Exercise prompt
Copy each line of the following material that has the string "datetime".

Records for this exercise

---*---

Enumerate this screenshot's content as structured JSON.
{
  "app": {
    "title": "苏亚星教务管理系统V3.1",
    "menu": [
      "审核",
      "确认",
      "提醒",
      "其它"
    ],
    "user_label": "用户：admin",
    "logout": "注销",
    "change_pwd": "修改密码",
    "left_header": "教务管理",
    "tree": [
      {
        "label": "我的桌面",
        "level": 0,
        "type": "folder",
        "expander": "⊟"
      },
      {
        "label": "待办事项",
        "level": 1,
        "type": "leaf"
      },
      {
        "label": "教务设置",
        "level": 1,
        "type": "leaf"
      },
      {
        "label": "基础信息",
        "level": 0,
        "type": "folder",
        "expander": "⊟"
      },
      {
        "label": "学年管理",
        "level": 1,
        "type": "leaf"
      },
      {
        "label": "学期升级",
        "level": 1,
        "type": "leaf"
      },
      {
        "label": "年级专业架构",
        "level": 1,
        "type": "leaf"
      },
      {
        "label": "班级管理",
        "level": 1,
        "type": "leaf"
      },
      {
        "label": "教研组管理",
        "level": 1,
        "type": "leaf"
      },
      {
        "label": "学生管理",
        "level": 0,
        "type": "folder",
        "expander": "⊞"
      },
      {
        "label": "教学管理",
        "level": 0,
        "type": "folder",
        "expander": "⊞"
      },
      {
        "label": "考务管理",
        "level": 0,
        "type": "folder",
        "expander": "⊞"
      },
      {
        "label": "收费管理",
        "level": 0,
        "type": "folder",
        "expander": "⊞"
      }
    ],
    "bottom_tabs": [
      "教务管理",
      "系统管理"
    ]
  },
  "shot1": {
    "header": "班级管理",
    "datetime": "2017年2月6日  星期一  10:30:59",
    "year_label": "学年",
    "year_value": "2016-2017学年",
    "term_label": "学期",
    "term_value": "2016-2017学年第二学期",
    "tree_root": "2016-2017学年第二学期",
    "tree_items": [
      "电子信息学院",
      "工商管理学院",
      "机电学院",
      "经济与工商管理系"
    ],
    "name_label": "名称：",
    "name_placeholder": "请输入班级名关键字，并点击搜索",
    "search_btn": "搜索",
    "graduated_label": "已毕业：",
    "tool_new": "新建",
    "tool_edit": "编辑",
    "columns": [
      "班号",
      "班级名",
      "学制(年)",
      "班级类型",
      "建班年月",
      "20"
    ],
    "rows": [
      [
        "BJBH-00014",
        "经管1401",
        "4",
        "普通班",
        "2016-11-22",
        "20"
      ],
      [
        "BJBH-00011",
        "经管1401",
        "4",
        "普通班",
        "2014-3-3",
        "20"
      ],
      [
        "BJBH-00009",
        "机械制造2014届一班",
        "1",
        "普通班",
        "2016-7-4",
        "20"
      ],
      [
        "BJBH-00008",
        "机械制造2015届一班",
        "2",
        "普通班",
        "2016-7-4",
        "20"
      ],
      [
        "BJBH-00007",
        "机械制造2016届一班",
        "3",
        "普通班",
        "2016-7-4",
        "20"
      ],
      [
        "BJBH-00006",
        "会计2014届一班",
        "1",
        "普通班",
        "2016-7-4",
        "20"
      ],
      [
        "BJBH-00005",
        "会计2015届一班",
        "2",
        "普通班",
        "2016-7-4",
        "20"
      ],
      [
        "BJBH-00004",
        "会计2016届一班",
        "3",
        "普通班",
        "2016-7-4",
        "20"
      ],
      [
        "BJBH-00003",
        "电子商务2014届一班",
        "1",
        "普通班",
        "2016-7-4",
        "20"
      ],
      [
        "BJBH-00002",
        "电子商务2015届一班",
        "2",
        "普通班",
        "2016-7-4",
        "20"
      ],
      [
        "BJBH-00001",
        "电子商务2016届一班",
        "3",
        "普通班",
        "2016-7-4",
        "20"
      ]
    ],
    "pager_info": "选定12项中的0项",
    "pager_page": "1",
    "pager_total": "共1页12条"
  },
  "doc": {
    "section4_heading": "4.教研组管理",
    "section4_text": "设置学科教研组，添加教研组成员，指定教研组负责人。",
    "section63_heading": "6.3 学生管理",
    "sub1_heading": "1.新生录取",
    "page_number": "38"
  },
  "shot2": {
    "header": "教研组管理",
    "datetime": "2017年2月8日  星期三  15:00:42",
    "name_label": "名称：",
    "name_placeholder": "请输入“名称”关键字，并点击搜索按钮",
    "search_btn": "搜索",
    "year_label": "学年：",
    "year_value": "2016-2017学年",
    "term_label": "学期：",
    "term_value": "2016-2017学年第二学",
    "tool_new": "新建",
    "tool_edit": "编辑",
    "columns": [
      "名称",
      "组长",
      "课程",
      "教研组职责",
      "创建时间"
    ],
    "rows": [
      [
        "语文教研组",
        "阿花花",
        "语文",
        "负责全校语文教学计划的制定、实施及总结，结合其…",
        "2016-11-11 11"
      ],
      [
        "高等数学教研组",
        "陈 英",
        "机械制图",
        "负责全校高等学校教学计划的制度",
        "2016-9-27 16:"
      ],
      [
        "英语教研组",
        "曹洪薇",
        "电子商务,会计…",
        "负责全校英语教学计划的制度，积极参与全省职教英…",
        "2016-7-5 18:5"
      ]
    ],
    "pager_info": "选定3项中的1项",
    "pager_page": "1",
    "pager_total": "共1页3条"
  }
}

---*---

Reply to the task
    "datetime": "2017年2月6日  星期一  10:30:59",
    "datetime": "2017年2月8日  星期三  15:00:42",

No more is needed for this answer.